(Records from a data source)

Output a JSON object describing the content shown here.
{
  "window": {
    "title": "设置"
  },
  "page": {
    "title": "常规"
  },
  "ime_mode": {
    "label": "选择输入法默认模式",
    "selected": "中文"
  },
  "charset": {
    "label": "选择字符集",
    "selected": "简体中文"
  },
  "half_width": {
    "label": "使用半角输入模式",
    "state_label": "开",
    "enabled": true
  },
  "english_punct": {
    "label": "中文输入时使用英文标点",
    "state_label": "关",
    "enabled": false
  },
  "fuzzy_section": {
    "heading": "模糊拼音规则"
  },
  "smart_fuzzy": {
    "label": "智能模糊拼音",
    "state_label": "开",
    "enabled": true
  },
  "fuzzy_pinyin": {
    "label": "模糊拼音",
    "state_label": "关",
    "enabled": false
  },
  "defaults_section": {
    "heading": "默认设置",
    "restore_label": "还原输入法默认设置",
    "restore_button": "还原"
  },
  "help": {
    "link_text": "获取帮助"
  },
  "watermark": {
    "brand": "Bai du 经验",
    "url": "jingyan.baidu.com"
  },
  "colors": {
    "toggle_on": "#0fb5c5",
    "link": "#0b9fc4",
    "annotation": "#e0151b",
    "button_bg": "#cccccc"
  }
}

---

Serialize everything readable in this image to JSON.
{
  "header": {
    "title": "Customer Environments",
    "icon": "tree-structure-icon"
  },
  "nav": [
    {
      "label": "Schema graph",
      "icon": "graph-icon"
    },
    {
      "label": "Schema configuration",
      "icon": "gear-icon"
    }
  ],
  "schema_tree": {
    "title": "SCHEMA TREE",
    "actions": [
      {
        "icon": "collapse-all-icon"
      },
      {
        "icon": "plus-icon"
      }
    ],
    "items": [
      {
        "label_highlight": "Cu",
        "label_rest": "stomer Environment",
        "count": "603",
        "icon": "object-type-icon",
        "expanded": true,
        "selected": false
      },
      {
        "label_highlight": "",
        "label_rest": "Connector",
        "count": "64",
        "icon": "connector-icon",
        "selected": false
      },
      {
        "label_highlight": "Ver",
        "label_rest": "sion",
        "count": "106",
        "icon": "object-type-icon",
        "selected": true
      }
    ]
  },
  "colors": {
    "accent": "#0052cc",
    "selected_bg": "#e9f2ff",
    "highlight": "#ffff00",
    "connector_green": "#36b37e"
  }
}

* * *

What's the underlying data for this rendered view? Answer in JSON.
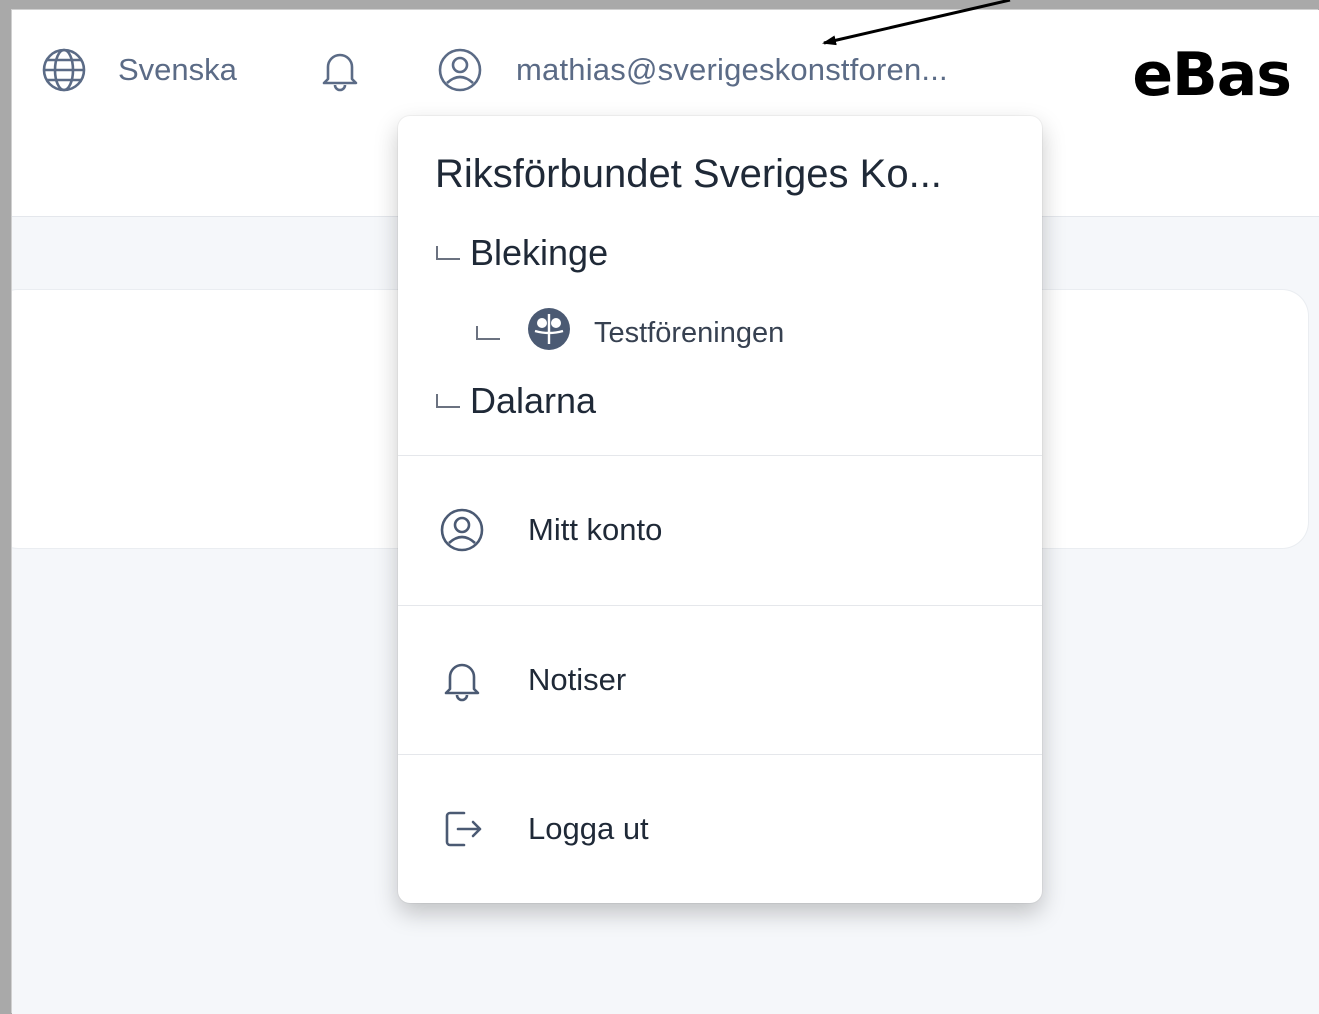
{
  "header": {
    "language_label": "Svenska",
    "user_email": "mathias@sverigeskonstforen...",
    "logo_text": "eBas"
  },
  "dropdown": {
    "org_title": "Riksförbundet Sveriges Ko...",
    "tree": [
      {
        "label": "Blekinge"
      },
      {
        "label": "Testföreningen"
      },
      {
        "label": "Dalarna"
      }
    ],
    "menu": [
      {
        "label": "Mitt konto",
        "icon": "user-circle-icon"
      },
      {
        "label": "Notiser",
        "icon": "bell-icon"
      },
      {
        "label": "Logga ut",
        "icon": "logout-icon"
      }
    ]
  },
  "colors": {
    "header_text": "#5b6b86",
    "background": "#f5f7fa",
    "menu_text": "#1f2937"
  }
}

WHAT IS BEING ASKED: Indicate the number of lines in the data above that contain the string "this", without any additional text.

COMPLETED TASK: 2